Entries shown —
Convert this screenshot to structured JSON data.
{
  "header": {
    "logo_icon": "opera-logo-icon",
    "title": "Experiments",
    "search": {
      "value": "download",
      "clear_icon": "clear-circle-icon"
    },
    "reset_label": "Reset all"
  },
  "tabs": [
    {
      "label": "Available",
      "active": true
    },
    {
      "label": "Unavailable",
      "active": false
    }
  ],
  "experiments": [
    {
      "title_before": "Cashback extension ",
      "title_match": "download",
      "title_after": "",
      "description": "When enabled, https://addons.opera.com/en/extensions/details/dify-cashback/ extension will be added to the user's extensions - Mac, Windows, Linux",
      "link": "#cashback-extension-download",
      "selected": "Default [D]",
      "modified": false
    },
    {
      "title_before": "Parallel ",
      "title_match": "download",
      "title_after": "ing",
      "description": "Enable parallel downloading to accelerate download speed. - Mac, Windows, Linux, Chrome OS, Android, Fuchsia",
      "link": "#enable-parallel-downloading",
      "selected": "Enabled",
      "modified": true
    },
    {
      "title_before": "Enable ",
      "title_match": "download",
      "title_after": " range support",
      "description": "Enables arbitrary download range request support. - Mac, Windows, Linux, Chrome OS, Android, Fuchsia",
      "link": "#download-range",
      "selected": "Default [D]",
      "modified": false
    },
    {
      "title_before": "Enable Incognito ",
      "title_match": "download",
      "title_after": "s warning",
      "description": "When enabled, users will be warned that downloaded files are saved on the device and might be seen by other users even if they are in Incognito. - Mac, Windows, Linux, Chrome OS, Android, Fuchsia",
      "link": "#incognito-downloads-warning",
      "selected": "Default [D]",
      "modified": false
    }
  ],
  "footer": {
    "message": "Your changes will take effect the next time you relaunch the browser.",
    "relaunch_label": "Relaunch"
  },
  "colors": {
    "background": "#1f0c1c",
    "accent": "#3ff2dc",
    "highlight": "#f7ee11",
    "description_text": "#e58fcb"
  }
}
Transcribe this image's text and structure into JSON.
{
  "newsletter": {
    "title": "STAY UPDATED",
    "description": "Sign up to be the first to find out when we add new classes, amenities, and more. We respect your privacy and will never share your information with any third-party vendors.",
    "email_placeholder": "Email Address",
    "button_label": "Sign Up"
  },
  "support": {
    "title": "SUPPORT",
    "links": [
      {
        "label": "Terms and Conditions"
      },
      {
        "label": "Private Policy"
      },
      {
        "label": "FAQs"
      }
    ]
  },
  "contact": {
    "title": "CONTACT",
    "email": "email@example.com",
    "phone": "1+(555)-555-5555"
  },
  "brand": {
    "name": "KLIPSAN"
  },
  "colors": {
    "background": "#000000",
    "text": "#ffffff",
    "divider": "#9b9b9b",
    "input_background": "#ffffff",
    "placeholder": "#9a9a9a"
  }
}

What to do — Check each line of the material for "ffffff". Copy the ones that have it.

Final answer —
    "text": "#ffffff",
    "input_background": "#ffffff",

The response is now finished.